Some studies suggest that tea, coffee or other caffeinated drinks can inhibit the absorption of iron, can herbal tea do so?
Tannins and oxalates are compounds of tea that are said to hinder the absorption of iron –on non-heme iron (found in non-animal products such as grains or supplements) but not the heme iron that is found in animal products. Tannins found in black tea –the compound that fives the tea its brown color and body– in greater concentrations than in other types of teas.
Herbal teas can contain tannins as well some of them are:
Hibiscus, Chamomile, Cinnamon, Cloves, Guarana, Nettles, Peppermint, Rosehip, Sage, Yerba mate, among others.
There is little research on the effects of herbal tea on iron absorption and they have also found that adding milk has little or no influence on iron absorption. It is true that if tea is drunk an hour after the meal, it does not decrease hem iron absorption to the same extent as when people drink it during the meal.

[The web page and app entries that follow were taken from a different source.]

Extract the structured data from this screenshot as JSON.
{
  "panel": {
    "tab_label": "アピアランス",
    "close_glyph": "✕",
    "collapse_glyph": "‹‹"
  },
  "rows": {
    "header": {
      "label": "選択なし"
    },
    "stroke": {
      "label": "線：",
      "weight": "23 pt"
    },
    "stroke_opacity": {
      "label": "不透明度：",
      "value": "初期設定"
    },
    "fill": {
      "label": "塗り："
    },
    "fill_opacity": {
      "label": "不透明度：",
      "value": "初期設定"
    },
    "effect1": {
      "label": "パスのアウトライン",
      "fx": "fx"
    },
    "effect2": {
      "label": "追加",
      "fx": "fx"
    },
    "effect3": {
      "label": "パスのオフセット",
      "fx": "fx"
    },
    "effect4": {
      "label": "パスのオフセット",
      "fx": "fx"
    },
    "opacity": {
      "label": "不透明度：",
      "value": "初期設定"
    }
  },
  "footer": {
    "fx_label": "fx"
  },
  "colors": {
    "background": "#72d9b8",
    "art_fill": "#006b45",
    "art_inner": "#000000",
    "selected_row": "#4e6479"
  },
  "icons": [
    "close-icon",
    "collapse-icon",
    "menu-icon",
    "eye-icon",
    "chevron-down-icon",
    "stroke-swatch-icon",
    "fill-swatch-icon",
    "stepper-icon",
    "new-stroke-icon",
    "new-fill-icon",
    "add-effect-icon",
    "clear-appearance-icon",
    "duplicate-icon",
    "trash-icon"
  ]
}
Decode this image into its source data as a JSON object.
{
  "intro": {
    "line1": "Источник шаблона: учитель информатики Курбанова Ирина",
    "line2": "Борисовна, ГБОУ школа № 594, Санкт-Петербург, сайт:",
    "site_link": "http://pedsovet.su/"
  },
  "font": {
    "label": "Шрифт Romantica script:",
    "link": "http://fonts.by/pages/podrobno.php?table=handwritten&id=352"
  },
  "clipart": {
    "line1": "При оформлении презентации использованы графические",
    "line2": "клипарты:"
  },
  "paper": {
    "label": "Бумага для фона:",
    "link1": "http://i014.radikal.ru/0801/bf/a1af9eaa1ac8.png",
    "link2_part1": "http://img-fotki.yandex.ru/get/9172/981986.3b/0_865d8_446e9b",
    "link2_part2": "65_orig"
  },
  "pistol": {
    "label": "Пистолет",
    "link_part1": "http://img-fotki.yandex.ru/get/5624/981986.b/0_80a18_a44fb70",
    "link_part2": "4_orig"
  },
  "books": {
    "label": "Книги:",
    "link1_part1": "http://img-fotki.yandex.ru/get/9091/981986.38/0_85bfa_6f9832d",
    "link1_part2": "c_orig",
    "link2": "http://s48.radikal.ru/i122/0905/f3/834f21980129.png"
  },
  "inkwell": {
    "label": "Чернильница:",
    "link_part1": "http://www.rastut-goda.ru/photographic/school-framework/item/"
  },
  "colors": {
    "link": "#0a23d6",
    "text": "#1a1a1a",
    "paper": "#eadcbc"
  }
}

The bottom line is that if you have an iron deficiency or you are following a plant-based diet, you should consult a doctor about your tea consumption. If you regularly drink tea, try not to drink it during meals.